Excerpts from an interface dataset
━━━━━━━━━━

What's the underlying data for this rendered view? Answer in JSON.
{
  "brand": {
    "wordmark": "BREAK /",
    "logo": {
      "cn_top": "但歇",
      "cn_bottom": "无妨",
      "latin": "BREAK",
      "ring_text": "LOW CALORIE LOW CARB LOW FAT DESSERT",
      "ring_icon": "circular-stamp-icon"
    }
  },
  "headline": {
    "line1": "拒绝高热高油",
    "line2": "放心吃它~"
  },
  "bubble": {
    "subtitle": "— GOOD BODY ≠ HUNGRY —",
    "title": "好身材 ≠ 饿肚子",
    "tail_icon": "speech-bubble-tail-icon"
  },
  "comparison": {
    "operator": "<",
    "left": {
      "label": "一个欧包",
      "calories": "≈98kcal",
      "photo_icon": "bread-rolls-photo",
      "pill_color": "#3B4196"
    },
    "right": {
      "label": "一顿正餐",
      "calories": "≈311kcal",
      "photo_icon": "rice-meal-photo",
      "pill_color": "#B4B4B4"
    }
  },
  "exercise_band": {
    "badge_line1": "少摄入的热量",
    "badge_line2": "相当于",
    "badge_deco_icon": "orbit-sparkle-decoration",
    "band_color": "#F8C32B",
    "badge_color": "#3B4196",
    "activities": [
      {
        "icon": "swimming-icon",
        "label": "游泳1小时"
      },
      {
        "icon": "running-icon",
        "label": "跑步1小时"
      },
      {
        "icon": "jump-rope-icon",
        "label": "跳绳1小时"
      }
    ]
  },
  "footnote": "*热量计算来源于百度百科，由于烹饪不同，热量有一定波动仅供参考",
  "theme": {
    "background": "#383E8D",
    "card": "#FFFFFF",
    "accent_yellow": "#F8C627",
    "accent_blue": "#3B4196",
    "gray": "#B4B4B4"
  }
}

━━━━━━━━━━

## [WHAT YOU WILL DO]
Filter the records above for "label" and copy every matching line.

## [EXERCISE OUTPUT]
      "label": "一个欧包",
      "label": "一顿正餐",
        "label": "游泳1小时"
        "label": "跑步1小时"
        "label": "跳绳1小时"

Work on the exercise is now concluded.